    But I don't ever believe 'more with less' notions.

    There are recent cartridges specifically designed to provide more for LIMITED applications/RULES(niche). These are the mighty mouses 6.5x47L, and 6.5Creedmore. Some competitive shooters/wannabes are again claiming 'more with less' here, but by now they have obviously exceeded any basis.

    Long range hunters are not really bound by equipment rules. We can use any cartridge capacity, and the many powders/bullets to get pretty much what we want. We don't have to work toward an edge over 6.5grendel in a set magazine length afforded by AR platforms.
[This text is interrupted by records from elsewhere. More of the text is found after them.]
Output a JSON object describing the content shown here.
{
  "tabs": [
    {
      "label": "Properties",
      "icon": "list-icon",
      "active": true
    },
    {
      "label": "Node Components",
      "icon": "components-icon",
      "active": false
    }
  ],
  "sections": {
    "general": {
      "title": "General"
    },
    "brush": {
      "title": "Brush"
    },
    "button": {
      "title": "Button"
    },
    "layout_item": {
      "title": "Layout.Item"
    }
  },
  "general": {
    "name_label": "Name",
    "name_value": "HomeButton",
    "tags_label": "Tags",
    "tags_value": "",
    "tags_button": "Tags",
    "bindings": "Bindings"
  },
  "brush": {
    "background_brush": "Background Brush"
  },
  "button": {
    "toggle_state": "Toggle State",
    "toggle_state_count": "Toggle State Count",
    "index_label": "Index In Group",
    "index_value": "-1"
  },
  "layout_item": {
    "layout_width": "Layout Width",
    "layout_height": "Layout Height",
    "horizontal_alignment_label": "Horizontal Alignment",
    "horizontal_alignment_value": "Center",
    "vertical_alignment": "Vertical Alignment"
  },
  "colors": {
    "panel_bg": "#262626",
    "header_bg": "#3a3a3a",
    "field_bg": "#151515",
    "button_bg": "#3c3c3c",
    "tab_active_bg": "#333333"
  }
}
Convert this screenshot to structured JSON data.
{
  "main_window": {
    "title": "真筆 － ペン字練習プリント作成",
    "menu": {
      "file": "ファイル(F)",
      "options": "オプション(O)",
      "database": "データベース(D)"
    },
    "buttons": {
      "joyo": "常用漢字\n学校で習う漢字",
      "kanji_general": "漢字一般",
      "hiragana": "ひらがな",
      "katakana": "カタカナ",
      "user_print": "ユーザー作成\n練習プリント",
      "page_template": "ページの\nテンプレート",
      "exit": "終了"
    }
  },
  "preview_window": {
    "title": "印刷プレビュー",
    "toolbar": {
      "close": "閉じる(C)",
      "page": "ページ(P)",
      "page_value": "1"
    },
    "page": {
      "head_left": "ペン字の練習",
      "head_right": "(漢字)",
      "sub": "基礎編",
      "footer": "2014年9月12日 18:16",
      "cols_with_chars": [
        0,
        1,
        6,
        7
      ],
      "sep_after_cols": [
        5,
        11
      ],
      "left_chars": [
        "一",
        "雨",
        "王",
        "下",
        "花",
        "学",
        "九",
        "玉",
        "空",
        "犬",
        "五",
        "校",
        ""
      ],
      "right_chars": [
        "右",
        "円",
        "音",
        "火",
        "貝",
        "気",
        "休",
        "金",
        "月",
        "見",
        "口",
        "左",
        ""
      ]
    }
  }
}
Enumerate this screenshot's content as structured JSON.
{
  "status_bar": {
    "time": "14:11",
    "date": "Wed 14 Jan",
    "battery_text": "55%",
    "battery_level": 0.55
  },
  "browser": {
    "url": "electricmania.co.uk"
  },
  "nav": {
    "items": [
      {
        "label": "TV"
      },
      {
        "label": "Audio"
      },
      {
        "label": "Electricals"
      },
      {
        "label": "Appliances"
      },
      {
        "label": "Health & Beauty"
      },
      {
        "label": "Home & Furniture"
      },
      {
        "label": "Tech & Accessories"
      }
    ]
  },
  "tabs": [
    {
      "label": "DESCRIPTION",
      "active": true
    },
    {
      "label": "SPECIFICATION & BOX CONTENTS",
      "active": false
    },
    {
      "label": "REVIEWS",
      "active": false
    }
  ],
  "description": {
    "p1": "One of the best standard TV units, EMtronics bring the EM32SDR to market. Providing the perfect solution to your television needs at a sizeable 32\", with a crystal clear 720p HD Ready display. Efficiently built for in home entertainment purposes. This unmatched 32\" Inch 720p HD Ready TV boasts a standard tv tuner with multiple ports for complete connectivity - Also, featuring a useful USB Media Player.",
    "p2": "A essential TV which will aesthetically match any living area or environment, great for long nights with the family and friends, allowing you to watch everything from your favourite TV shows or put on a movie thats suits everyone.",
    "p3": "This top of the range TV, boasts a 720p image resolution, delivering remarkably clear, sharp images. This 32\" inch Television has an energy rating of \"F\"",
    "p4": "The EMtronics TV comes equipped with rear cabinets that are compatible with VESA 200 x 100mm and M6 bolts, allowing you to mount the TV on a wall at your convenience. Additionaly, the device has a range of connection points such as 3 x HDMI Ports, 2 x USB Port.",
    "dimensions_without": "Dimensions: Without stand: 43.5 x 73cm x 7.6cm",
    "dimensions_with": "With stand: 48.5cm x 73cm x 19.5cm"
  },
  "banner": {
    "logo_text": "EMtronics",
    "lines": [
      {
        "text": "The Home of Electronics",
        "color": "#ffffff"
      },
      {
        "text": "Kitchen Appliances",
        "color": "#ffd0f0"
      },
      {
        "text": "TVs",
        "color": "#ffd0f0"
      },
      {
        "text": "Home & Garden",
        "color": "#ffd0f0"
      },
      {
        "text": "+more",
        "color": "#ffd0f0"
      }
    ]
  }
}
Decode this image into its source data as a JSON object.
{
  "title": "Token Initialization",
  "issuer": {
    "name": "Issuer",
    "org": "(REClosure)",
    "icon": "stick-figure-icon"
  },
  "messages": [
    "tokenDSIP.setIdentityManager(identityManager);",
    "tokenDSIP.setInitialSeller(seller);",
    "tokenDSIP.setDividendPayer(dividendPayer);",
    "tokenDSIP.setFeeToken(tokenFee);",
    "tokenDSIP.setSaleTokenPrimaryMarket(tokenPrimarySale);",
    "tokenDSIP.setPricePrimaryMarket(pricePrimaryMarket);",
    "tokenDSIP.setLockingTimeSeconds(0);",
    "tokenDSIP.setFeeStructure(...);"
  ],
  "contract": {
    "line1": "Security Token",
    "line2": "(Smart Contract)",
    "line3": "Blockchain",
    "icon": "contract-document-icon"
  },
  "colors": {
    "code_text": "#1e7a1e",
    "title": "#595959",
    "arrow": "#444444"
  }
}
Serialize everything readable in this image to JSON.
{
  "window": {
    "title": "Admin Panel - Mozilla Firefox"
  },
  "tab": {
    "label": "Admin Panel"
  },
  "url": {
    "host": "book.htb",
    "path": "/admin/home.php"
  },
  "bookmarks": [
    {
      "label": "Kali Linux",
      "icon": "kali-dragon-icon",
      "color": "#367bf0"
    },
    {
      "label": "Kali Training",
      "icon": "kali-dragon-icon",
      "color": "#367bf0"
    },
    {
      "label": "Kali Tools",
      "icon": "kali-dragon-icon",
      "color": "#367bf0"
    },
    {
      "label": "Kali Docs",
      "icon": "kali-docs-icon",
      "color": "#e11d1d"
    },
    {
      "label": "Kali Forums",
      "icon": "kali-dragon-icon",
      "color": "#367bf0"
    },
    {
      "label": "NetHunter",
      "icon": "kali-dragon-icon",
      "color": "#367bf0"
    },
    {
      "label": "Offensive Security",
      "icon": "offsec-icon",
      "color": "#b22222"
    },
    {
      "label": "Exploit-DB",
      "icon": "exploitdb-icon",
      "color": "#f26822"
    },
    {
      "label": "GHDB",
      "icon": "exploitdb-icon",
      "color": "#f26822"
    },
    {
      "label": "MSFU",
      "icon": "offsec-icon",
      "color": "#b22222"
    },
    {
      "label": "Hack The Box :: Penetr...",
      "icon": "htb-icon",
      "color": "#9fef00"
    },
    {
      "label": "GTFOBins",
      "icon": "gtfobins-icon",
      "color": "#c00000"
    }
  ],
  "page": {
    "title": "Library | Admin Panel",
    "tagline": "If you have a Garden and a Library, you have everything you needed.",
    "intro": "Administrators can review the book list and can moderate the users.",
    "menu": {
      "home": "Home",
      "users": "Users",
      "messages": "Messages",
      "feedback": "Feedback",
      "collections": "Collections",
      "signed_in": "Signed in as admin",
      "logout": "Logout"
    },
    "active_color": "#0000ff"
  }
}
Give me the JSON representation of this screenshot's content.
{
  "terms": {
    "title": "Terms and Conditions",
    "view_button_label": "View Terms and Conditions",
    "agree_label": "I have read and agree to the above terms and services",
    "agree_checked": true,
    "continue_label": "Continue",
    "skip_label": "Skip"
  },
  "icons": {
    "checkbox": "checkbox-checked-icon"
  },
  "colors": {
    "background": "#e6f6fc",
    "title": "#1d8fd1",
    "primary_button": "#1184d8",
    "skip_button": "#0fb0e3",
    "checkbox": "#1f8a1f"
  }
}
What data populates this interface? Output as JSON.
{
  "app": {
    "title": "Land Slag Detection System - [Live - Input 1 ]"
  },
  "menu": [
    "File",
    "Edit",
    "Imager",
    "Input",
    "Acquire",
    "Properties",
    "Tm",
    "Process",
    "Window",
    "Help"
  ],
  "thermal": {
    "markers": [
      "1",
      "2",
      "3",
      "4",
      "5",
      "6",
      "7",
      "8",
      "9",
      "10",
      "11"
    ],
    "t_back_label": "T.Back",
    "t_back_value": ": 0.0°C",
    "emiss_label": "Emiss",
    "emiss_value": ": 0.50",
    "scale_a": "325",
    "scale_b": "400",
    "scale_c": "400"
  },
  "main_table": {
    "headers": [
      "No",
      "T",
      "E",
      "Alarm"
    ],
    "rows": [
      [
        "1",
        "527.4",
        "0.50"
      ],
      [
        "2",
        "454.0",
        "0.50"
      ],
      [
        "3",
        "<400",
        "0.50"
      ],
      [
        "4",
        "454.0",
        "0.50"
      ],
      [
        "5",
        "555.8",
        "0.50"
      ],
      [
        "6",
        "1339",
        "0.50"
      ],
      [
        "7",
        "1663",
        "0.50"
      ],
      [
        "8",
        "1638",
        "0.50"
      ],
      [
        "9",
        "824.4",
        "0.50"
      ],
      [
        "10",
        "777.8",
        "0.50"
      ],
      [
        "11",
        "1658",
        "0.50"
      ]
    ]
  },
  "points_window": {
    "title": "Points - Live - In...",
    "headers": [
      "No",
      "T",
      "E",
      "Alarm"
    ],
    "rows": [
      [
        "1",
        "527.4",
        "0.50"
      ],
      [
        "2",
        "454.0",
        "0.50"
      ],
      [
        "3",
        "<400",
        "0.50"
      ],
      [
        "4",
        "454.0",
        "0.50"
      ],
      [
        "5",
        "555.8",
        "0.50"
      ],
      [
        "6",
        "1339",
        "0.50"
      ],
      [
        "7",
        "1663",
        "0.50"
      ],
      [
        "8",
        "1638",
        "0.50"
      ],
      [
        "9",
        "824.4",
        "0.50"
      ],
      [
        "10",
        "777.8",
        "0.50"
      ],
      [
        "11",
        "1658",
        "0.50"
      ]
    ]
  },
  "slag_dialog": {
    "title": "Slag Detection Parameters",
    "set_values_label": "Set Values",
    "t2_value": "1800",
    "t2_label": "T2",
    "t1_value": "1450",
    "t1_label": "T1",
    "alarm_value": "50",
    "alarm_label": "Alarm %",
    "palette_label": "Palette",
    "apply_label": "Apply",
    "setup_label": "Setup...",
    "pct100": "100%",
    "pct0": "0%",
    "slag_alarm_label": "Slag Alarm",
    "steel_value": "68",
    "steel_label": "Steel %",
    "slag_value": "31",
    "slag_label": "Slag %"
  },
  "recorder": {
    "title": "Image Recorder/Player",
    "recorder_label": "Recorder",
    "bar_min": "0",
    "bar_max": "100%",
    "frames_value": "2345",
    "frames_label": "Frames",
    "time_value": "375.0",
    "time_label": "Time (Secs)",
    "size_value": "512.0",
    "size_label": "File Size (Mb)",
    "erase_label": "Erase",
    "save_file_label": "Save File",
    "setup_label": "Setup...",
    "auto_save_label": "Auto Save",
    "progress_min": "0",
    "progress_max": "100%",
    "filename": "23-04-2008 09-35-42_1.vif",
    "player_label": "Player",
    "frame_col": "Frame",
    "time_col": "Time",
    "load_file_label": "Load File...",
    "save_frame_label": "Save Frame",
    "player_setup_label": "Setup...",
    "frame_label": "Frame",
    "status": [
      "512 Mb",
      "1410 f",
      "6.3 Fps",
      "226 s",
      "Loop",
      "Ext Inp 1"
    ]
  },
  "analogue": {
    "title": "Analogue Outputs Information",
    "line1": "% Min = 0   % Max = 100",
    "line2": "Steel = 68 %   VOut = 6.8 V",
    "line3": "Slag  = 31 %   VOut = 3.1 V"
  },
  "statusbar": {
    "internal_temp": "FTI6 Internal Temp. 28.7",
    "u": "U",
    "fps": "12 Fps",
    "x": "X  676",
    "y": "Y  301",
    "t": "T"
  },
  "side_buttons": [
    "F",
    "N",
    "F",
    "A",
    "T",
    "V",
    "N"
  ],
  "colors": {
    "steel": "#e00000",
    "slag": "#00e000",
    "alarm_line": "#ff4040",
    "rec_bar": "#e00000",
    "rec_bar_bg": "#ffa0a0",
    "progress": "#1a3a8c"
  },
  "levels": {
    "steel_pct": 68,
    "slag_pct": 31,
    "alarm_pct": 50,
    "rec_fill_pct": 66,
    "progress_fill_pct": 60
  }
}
Instead we just use a gun and cartridge that makes better sense for the application.
    Well, most of us..